Dr. Serafine's research program uses animal models to study the factors (such as age, sex, and diet) that contribute to vulnerability to drug abuse.

 Research questions:

  •  How do different diets impact sensitivity to drugs acting on reward systems? 
  •  How does diet change brain reward pathways (the neurochemical systems impacted by drugs of abuse)?
  •  How does dietary condition during adolescence impact drug sensitivity later in life?
  •  Are females more vulnerable to the impact of diet on drug sensitivity than males?

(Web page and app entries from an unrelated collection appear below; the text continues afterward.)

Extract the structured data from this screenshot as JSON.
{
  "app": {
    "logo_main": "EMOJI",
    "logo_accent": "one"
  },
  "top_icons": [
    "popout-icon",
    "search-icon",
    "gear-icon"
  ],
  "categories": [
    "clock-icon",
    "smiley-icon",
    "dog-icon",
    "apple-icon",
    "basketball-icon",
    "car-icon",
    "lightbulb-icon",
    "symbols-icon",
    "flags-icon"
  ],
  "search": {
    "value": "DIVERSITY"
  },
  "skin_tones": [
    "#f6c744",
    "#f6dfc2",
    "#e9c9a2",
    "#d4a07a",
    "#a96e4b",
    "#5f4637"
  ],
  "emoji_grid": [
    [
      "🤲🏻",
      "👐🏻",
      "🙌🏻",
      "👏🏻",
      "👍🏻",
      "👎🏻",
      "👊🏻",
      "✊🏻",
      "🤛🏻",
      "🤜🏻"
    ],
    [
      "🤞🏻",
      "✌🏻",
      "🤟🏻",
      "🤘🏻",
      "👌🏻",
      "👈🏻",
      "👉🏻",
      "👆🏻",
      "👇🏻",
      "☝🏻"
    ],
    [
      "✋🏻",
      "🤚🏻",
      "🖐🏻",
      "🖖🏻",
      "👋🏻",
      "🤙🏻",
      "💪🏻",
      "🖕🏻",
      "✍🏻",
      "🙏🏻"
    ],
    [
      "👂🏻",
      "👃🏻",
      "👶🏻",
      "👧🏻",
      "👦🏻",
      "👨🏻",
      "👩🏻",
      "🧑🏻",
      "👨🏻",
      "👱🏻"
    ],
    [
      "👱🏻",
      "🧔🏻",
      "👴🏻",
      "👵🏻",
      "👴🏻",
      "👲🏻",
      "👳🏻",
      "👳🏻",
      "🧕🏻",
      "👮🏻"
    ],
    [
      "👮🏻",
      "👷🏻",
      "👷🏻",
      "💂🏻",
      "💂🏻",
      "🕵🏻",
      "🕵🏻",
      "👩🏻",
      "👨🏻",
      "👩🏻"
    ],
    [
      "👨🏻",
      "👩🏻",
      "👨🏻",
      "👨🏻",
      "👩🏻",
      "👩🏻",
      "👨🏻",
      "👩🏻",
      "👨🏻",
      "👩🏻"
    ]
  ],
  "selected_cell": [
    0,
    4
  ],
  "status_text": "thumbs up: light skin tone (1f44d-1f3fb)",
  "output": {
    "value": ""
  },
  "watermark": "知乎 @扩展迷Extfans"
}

 Significance of the work: The USDA recently reported that eating a diet high in fat can lead to increased risk of chronic diseases (including type 2 diabetes and obesity) and mortality. Eating diets high in fat or sugar can also increase sensitivity of animals to drugs acting on brain reward (dopamine) pathways, in ways that might predict enhanced vulnerability to drug abuse. Given the recent, steady increase in overconsumption of high fat and high sugar foods among children and adolescents, younger individuals might be at higher risk to develop chronic metabolic disease. Further, adolescence is a period of high risk already, during which many individuals experiment with drugs of abuse for the first time. Dr. Serafine's Behavioral Pharmacology Laboratory focuses on identifying how diet impacts sensitivity of animals to drugs of abuse, like cocaine. 

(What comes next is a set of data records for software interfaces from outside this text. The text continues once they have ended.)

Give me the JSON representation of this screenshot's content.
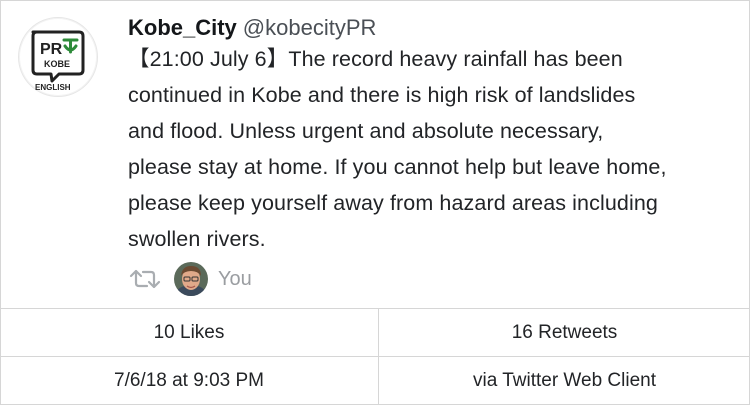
{
  "tweet": {
    "display_name": "Kobe_City",
    "handle": "@kobecityPR",
    "text_lines": [
      "【21:00 July 6】The record heavy rainfall has been",
      "continued in Kobe and there is high risk of landslides",
      "and flood. Unless urgent and absolute necessary,",
      "please stay at home. If you cannot help but leave home,",
      "please keep yourself away from hazard areas including",
      "swollen rivers."
    ]
  },
  "avatar": {
    "logo_top": "PR",
    "logo_mid": "KOBE",
    "logo_bottom": "ENGLISH",
    "icon": "pr-kobe-logo-icon"
  },
  "actions": {
    "retweet_icon": "retweet-icon",
    "retweeted_by": "You"
  },
  "stats": {
    "likes": "10 Likes",
    "retweets": "16 Retweets",
    "timestamp": "7/6/18 at 9:03 PM",
    "source": "via Twitter Web Client"
  },
  "colors": {
    "logo_green": "#2e8b3a",
    "border": "#d6d6d6",
    "muted": "#9a9da1"
  }
}
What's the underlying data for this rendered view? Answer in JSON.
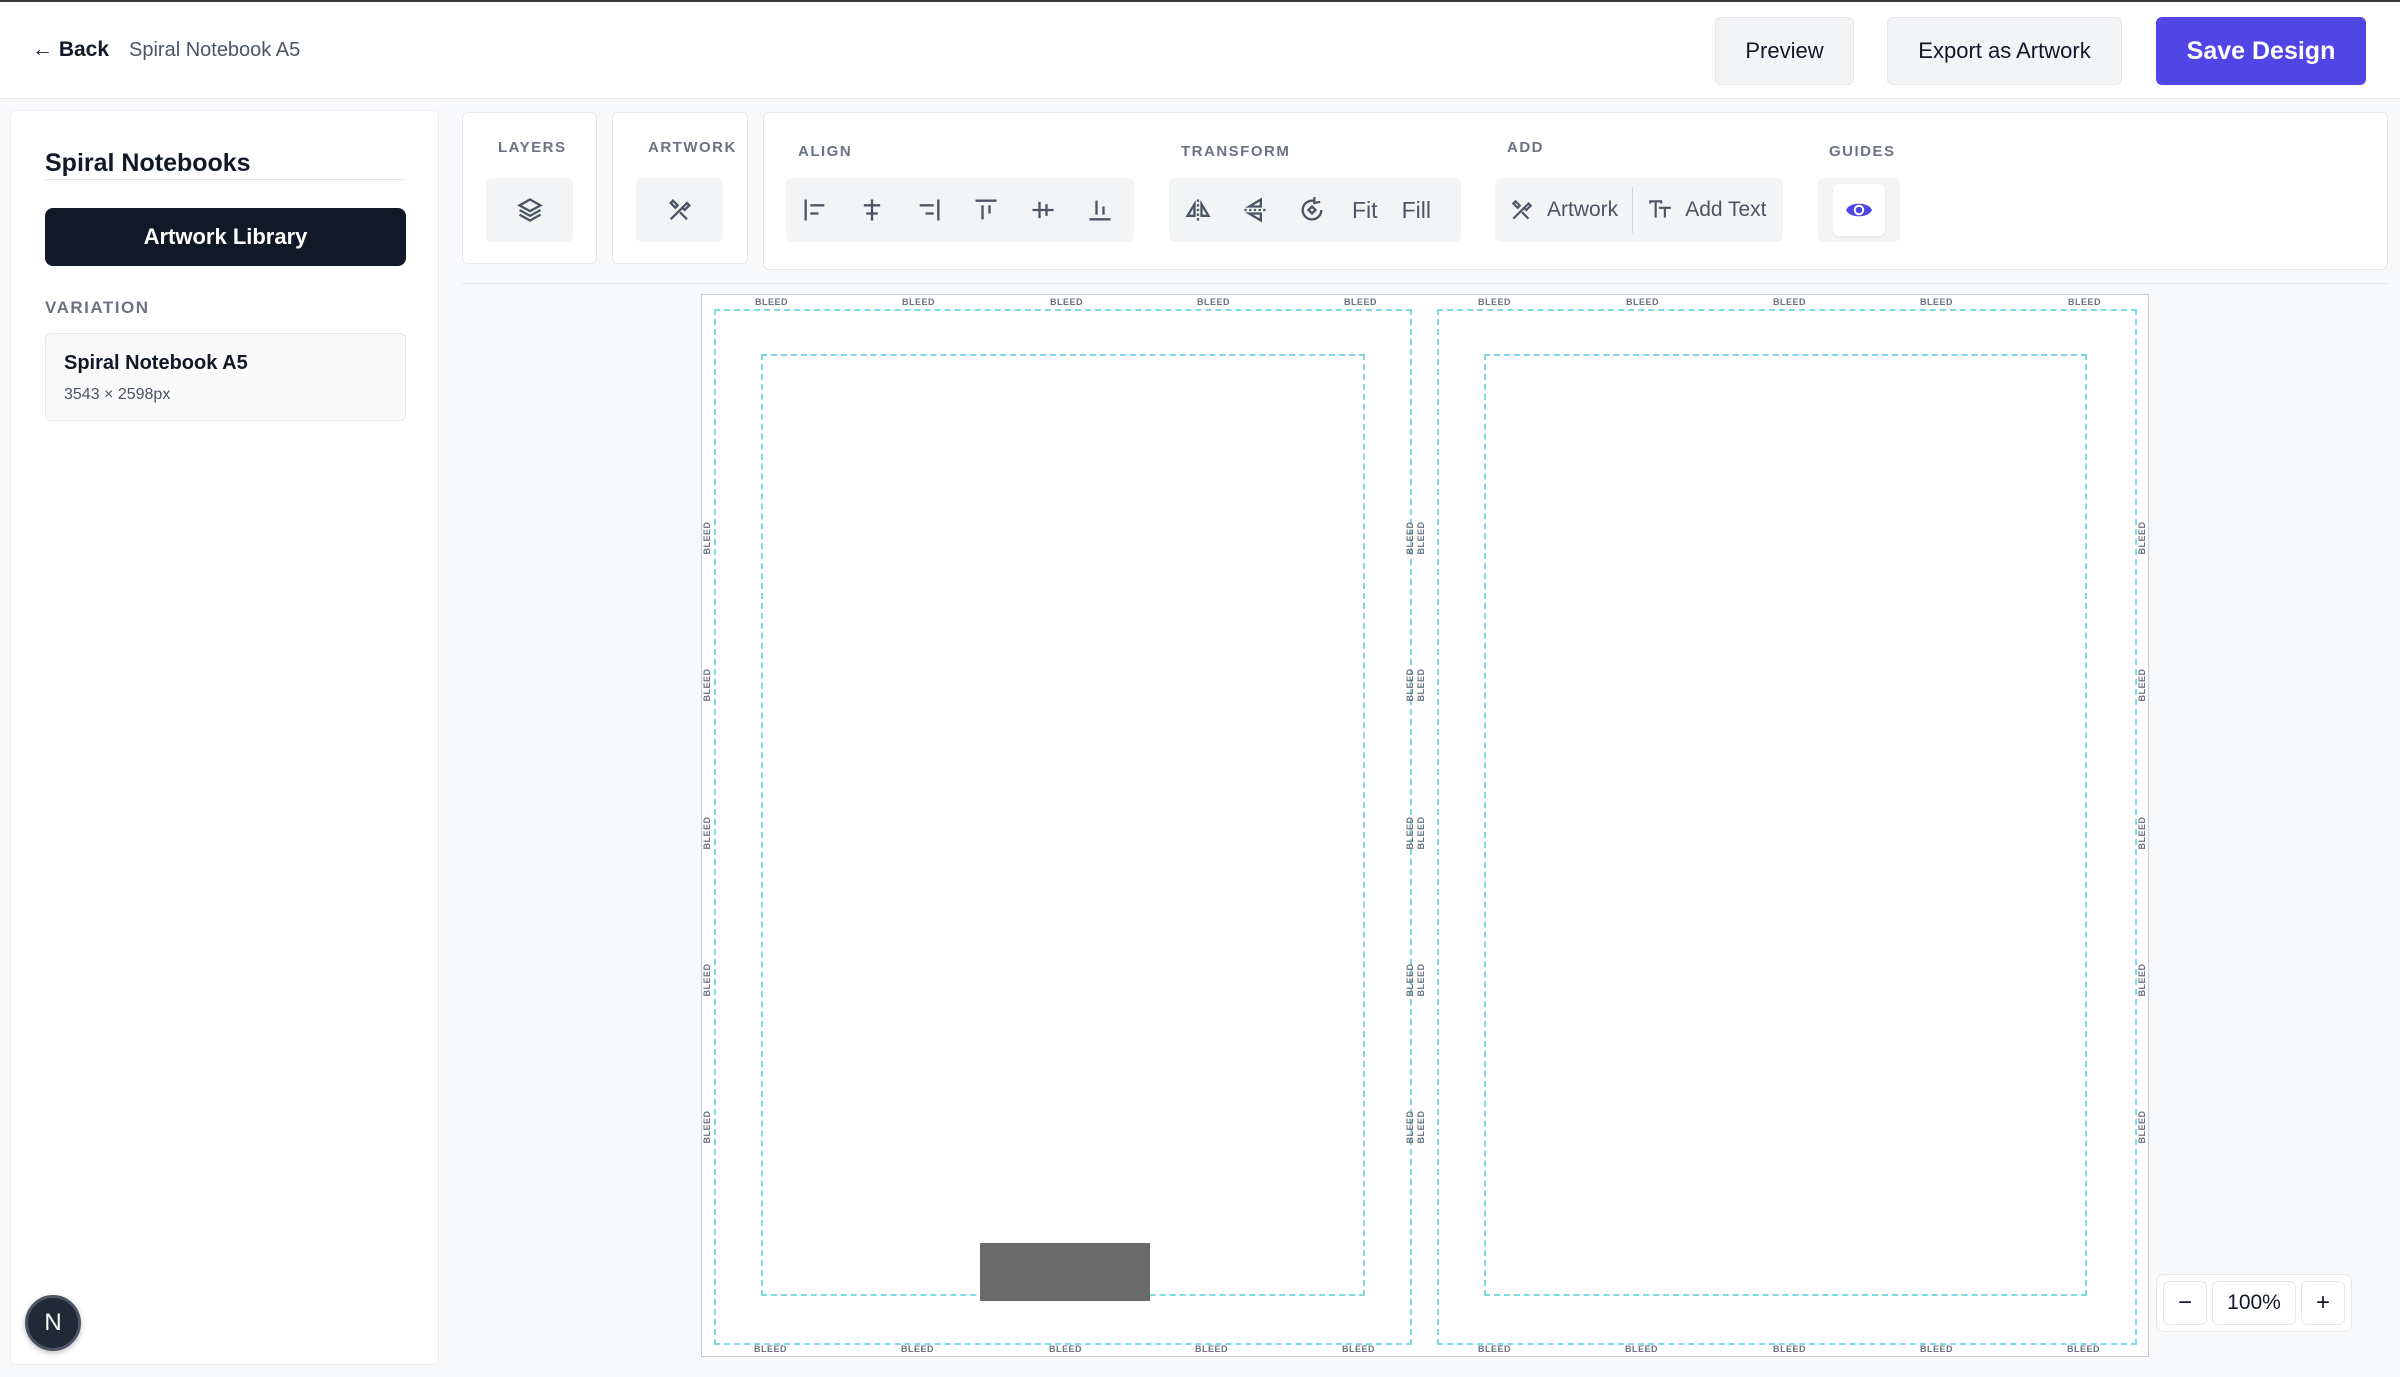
{
  "header": {
    "back_label": "← Back",
    "doc_title": "Spiral Notebook A5",
    "preview_label": "Preview",
    "export_label": "Export as Artwork",
    "save_label": "Save Design",
    "accent_color": "#4f46e5"
  },
  "sidebar": {
    "title": "Spiral Notebooks",
    "library_button": "Artwork Library",
    "section_label": "VARIATION",
    "variation": {
      "name": "Spiral Notebook A5",
      "dims": "3543 × 2598px"
    },
    "avatar_letter": "N"
  },
  "toolbar": {
    "layers_label": "LAYERS",
    "artwork_label": "ARTWORK",
    "align_label": "ALIGN",
    "transform_label": "TRANSFORM",
    "add_label": "ADD",
    "guides_label": "GUIDES",
    "fit_label": "Fit",
    "fill_label": "Fill",
    "add_artwork_label": "Artwork",
    "add_text_label": "Add Text",
    "icons": [
      "layers-icon",
      "artwork-icon",
      "align-left-icon",
      "align-center-h-icon",
      "align-right-icon",
      "align-top-icon",
      "align-center-v-icon",
      "align-bottom-icon",
      "flip-horizontal-icon",
      "flip-vertical-icon",
      "rotate-icon",
      "artwork-icon",
      "text-icon",
      "eye-icon"
    ]
  },
  "canvas": {
    "bleed_label": "BLEED",
    "guide_color": "#7fdbe3"
  },
  "zoom": {
    "minus": "−",
    "value": "100%",
    "plus": "+"
  }
}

 Methods to be learned: In Dr. Serafine's laboratory, drug sensitivity is assessed using behavioral pharmacological models ranging from unconditioned behavior (e.g., locomotion) to more complex behaviors using classical and operant conditioning (e.g., conditioned place preference, drug discrimination, or intravenous self-administration). Dr. Serafine also uses neurochemical techniques (e.g, in vivo chronoamperometry) to investigate the function of neurotransmitter transporters.